The University of Strathclyde is gathering information about how higher education practitioners demonstrate the success of their business improvement projects. The university’s business improvement manager Heather Lawrence explains how you can help.
With workforce issues among the key themes of the Diamond efficiency agenda, John Lakin looks at some of the challenges that keep vice-chancellors awake at night.
As we anticipate the publication of the efficiency review, vice chancellor Sir David Bell explains to Rosie Niven that a university’s core mission is learning and research, and that efficiency is never an end in itself.
Analysis of higher education staff data provides insights into how university workforces are evolving to ensure student achievement and satisfaction, as well as research and teaching excellence, says Amy Norton of Hefce.
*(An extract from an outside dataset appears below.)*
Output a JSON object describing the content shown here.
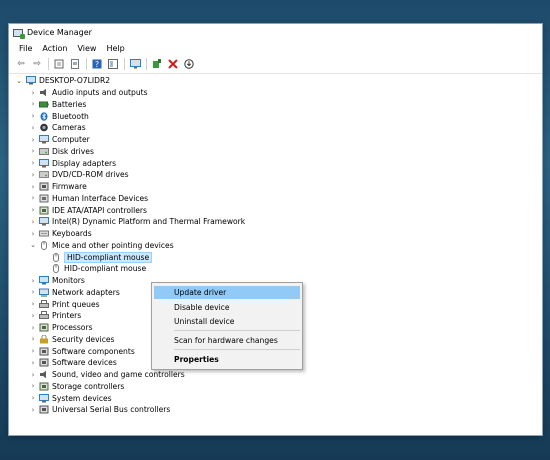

Both public sector buyers and suppliers can experience long-term benefits from making their procurement data more open, Spendnetwork’s Ian Makgill suggests.
Digital technology is making new approaches to open data possible in both research and professional services. Jisc’s Catherine Grout and David Kernohan describe the work taking place to support an open future.
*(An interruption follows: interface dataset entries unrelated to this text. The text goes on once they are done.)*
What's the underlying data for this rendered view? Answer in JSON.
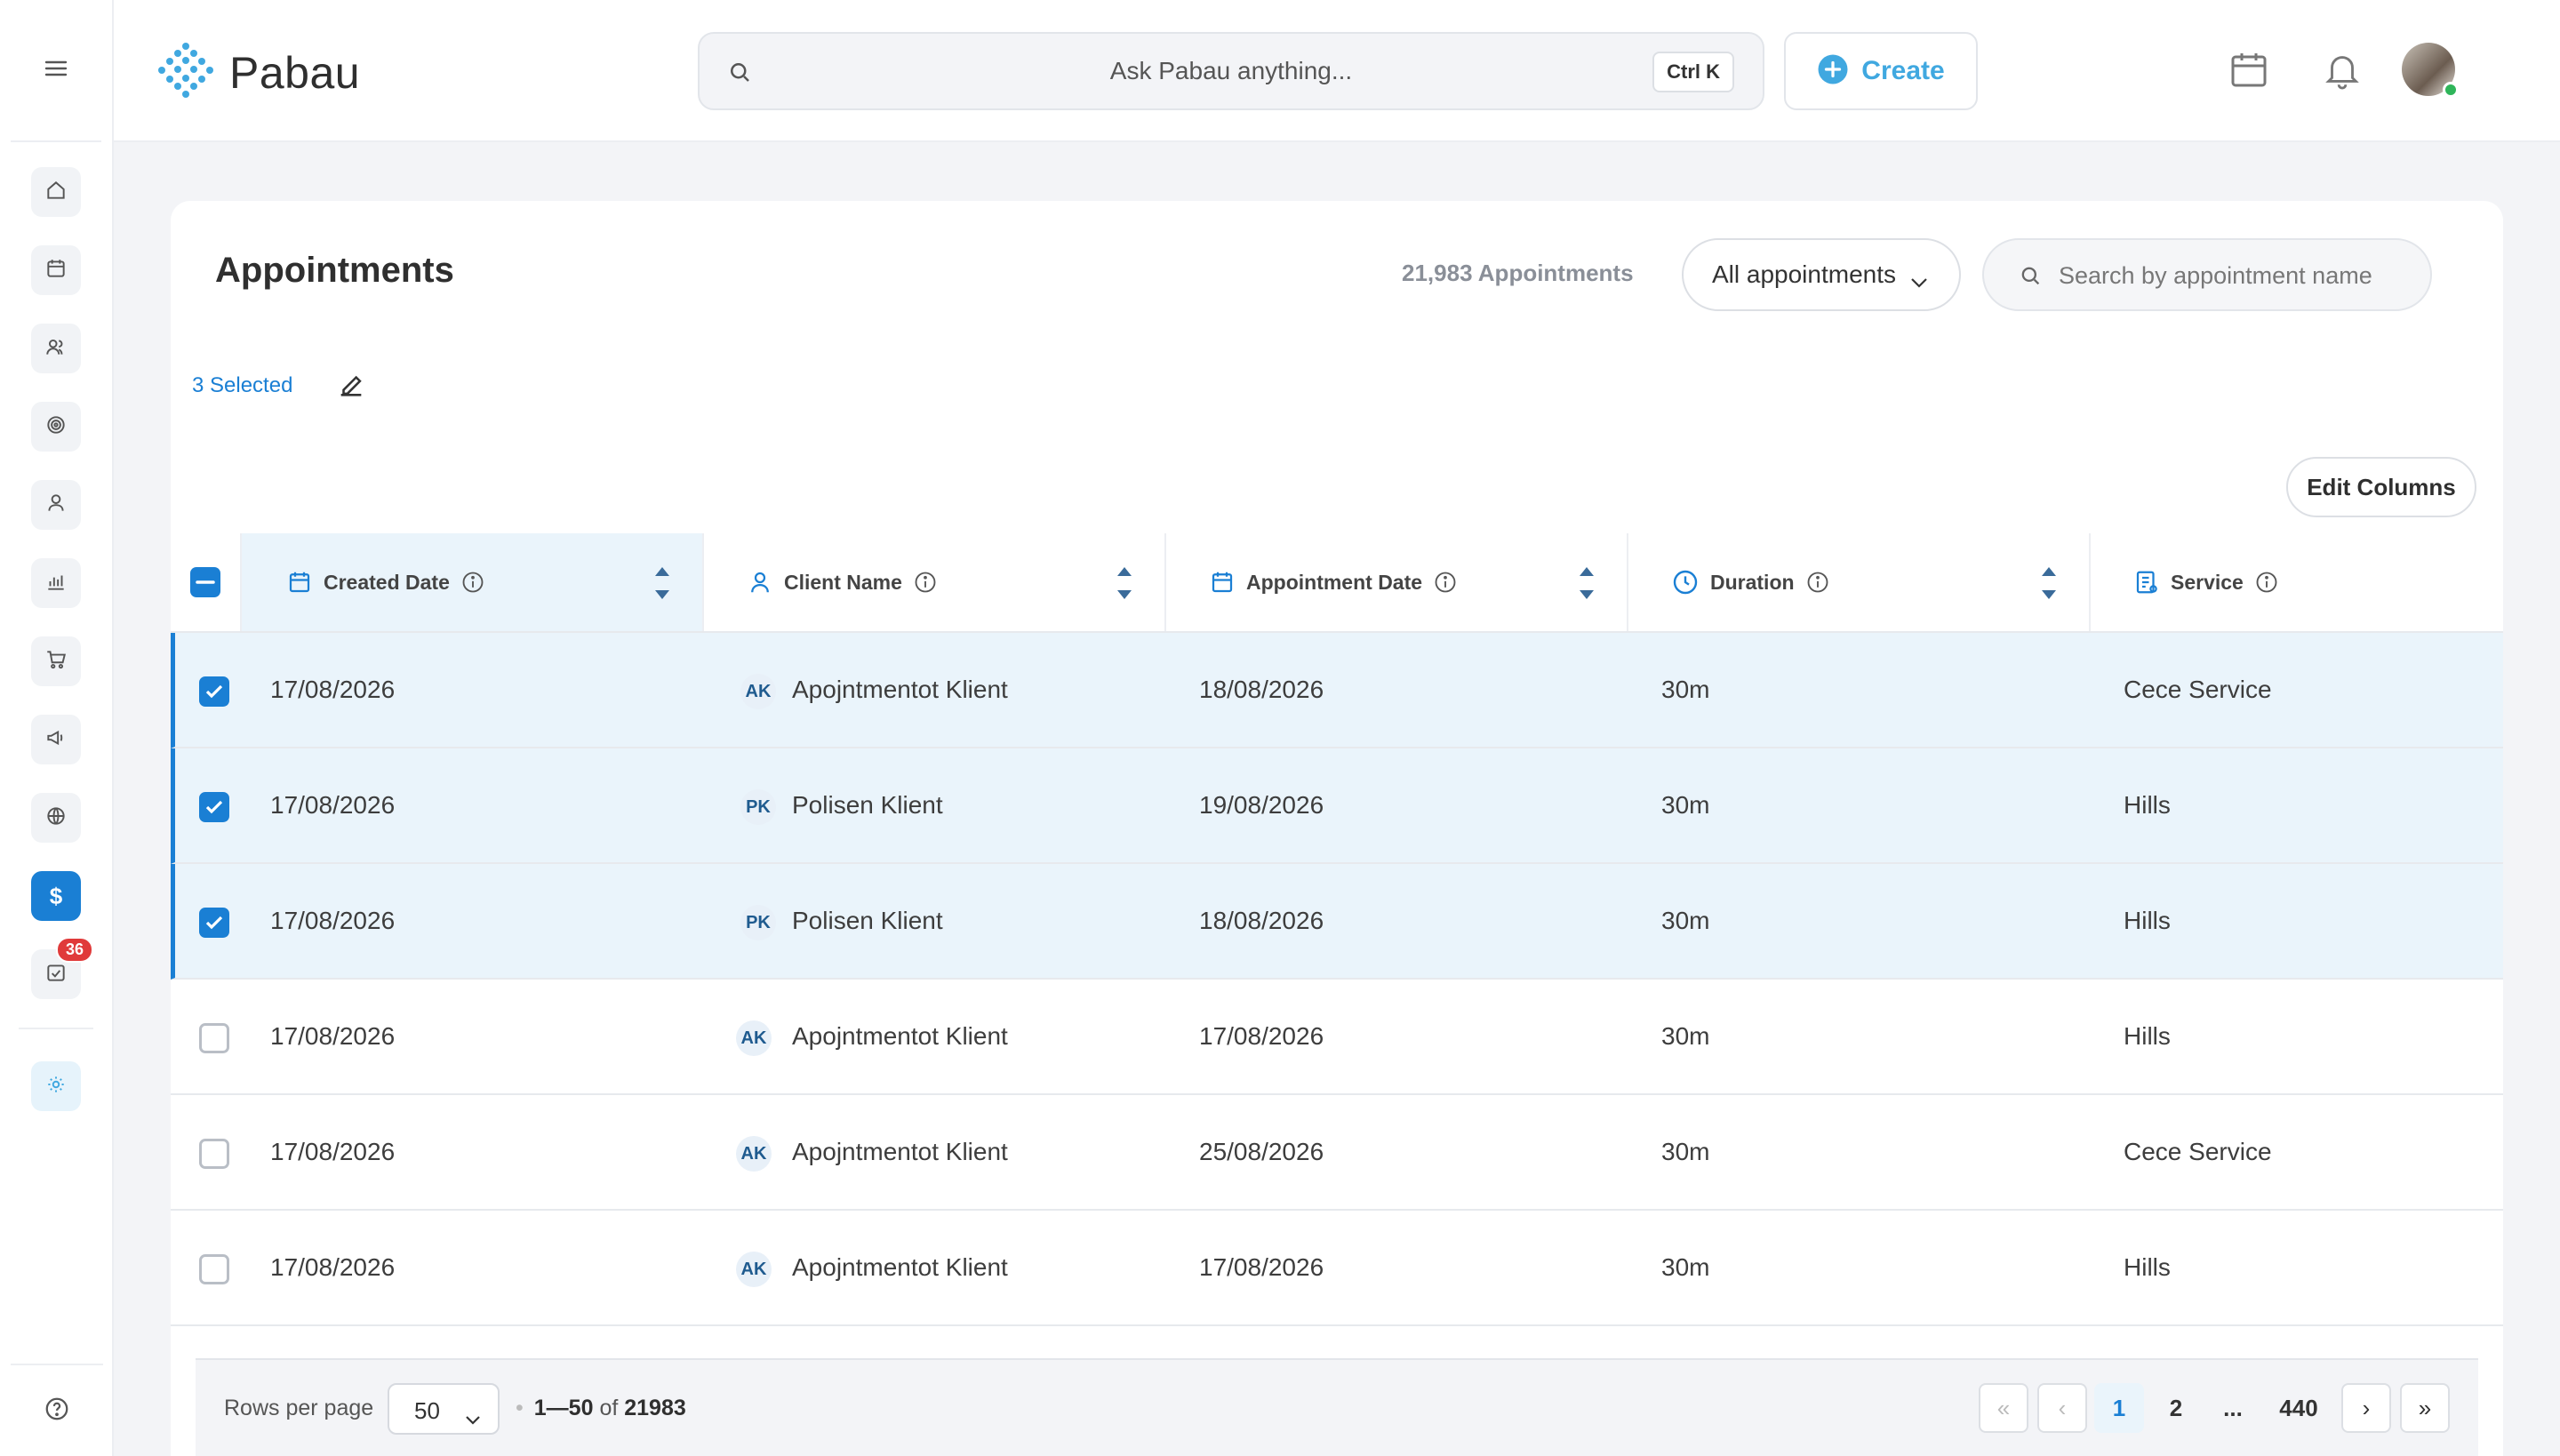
{
  "header": {
    "brand": "Pabau",
    "search_placeholder": "Ask Pabau anything...",
    "shortcut": "Ctrl K",
    "create_label": "Create"
  },
  "sidebar": {
    "badge_count": "36",
    "items": [
      "home-icon",
      "calendar-icon",
      "clients-icon",
      "target-icon",
      "user-icon",
      "reports-icon",
      "cart-icon",
      "megaphone-icon",
      "globe-icon",
      "dollar-icon",
      "tasks-icon"
    ]
  },
  "page": {
    "title": "Appointments",
    "count": "21,983 Appointments",
    "filter_label": "All appointments",
    "search_placeholder": "Search by appointment name",
    "selected_label": "3 Selected",
    "edit_columns_label": "Edit Columns"
  },
  "table": {
    "columns": [
      "Created Date",
      "Client Name",
      "Appointment Date",
      "Duration",
      "Service"
    ],
    "rows": [
      {
        "selected": true,
        "created": "17/08/2026",
        "initials": "AK",
        "client": "Apojntmentot Klient",
        "appt": "18/08/2026",
        "duration": "30m",
        "service": "Cece Service"
      },
      {
        "selected": true,
        "created": "17/08/2026",
        "initials": "PK",
        "client": "Polisen Klient",
        "appt": "19/08/2026",
        "duration": "30m",
        "service": "Hills"
      },
      {
        "selected": true,
        "created": "17/08/2026",
        "initials": "PK",
        "client": "Polisen Klient",
        "appt": "18/08/2026",
        "duration": "30m",
        "service": "Hills"
      },
      {
        "selected": false,
        "created": "17/08/2026",
        "initials": "AK",
        "client": "Apojntmentot Klient",
        "appt": "17/08/2026",
        "duration": "30m",
        "service": "Hills"
      },
      {
        "selected": false,
        "created": "17/08/2026",
        "initials": "AK",
        "client": "Apojntmentot Klient",
        "appt": "25/08/2026",
        "duration": "30m",
        "service": "Cece Service"
      },
      {
        "selected": false,
        "created": "17/08/2026",
        "initials": "AK",
        "client": "Apojntmentot Klient",
        "appt": "17/08/2026",
        "duration": "30m",
        "service": "Hills"
      }
    ]
  },
  "footer": {
    "rows_per_page_label": "Rows per page",
    "rows_per_page": "50",
    "range": "1—50",
    "of": "of",
    "total": "21983",
    "pages": [
      "1",
      "2",
      "...",
      "440"
    ],
    "first": "«",
    "prev": "‹",
    "next": "›",
    "last": "»"
  },
  "colors": {
    "accent": "#1a7fd4",
    "brand": "#40a8e0",
    "selected_row": "#eaf4fb",
    "badge": "#e03a3a"
  }
}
When change is on the agenda, leadership is important. Alison Johns explains how the Leadership Foundation for Higher Education is helping the sector’s leaders to rise to the many challenges thrown up by the efficiency agenda.
Collaboration has led to efficiencies in areas such as procurement and shared services, but it can be a challenge to embed this culture. The University of Nottingham’s Paul Greatrix shares his experiences of a successful collaboration with the University of Birmingham.
Collaboration in procurement is nothing new, but is becoming ever more important as universities seek to double their capital spending, Rex Knight writes.
Universities are increasingly investing in technology-enhanced learning, but education consultant Peter Chatterton writes that to get the maximum benefit from this investment, they should learn from experiences beyond the sector.